> **Try it**: Could you find every line in the records below that contains the word "stateProvince" and copy it?

--- Data listing ---

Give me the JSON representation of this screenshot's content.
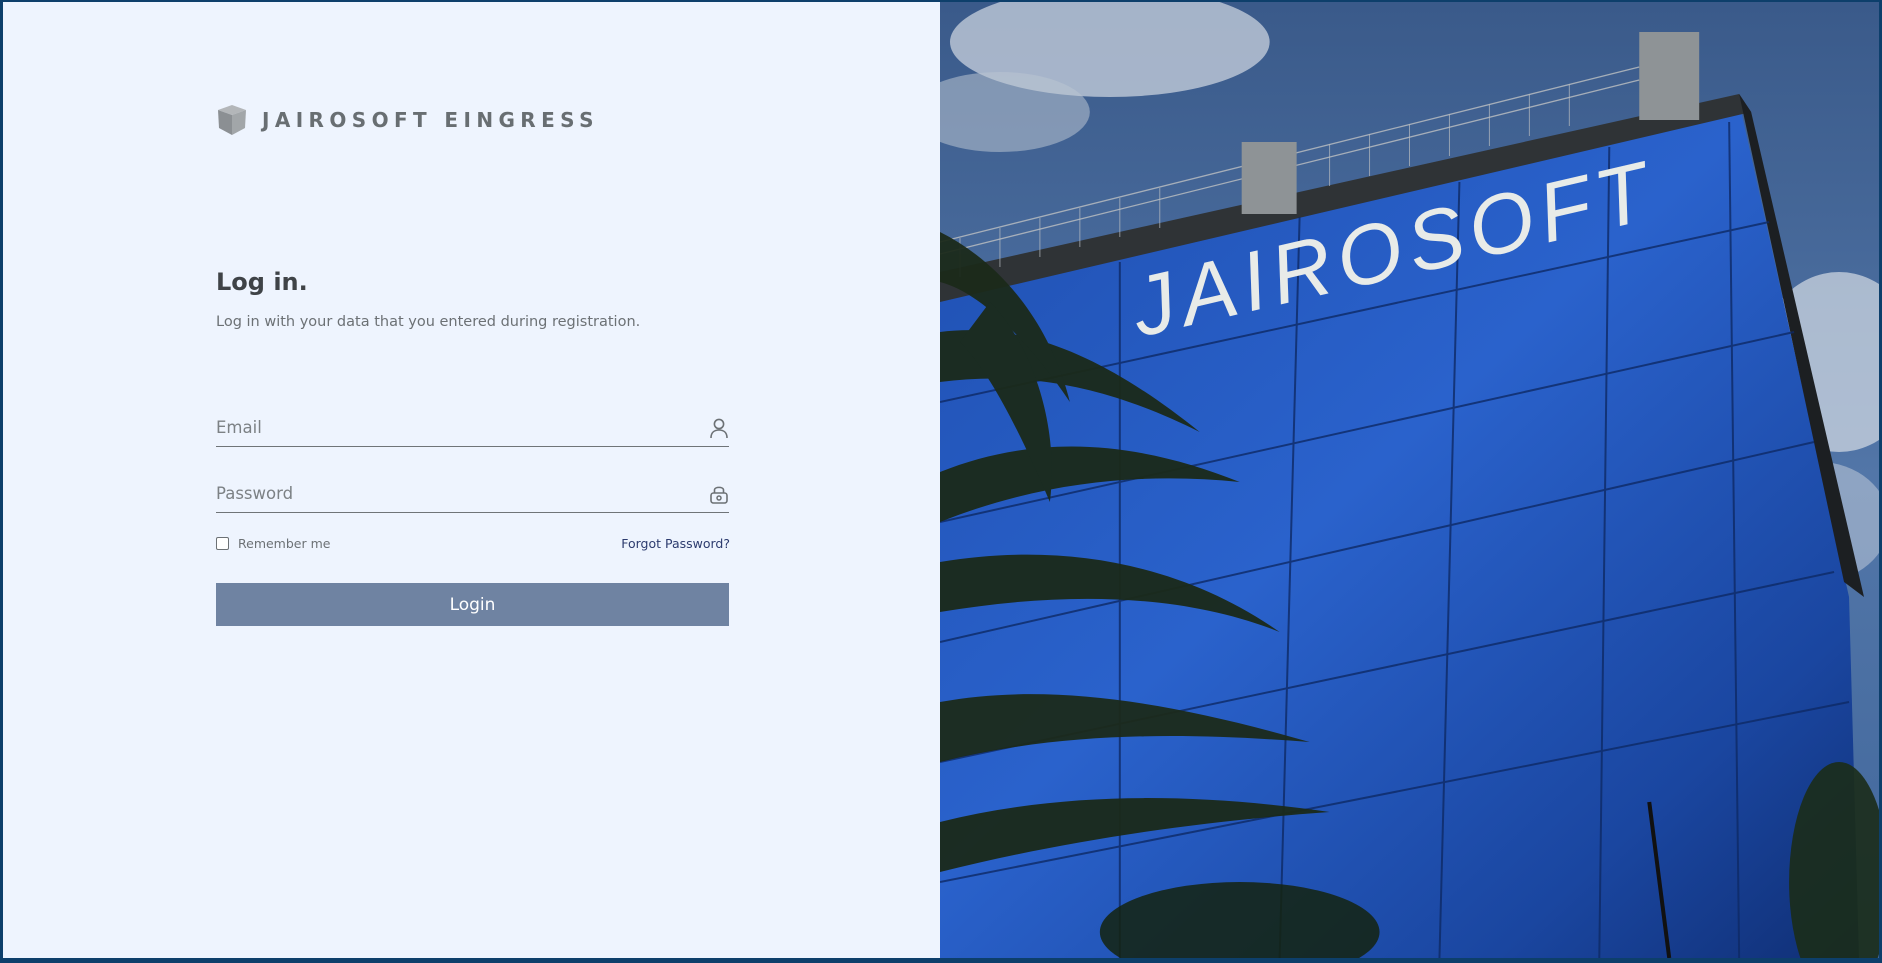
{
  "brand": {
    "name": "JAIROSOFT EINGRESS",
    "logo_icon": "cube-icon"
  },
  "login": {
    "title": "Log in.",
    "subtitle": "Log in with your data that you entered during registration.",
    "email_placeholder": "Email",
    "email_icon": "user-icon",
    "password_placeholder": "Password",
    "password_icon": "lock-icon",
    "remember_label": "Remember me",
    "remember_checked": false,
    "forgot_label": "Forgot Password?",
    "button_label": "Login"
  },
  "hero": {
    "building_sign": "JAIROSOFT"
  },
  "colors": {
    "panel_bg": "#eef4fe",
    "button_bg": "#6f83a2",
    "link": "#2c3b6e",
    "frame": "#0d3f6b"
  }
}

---
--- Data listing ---

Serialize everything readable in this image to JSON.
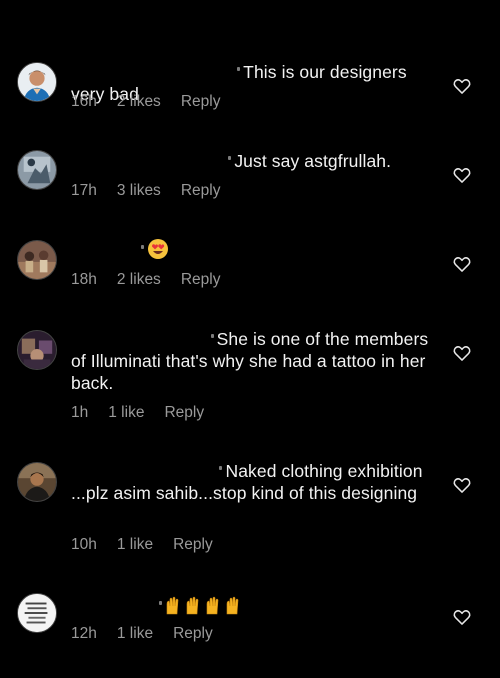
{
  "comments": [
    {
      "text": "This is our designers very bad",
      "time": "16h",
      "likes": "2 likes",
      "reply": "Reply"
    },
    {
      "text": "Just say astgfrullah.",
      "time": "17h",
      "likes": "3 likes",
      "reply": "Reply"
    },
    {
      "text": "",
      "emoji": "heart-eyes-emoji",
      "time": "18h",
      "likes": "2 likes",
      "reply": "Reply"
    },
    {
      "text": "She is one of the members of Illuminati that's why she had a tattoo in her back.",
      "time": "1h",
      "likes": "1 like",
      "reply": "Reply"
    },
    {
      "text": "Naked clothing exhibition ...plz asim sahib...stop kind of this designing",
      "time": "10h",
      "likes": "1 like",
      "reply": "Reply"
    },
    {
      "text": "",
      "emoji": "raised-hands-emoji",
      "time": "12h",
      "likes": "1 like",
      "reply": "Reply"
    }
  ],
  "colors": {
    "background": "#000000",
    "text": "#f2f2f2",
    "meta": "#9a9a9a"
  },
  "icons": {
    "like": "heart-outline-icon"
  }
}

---
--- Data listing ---

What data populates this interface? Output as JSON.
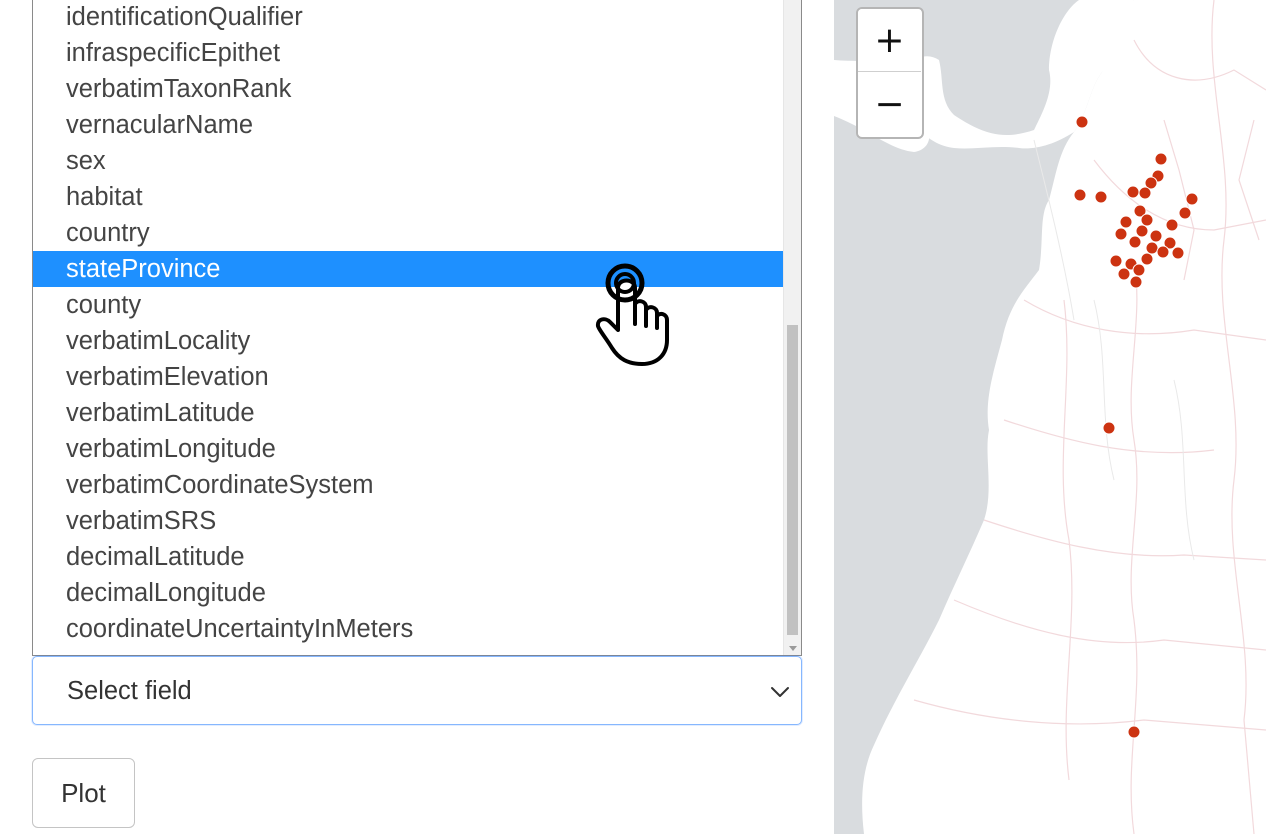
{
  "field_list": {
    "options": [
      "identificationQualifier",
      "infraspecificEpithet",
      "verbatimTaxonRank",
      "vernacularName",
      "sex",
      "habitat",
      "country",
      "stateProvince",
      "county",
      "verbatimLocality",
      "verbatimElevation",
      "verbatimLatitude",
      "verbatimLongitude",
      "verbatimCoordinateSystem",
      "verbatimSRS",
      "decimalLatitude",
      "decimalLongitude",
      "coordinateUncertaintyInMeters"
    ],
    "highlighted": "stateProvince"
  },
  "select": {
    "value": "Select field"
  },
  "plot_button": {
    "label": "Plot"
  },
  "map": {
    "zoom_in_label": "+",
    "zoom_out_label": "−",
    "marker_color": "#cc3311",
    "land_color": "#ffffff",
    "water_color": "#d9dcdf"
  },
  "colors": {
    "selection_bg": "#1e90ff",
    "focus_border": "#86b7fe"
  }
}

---

> **Result of this exercise**:
      "stateProvince",
    "highlighted": "stateProvince"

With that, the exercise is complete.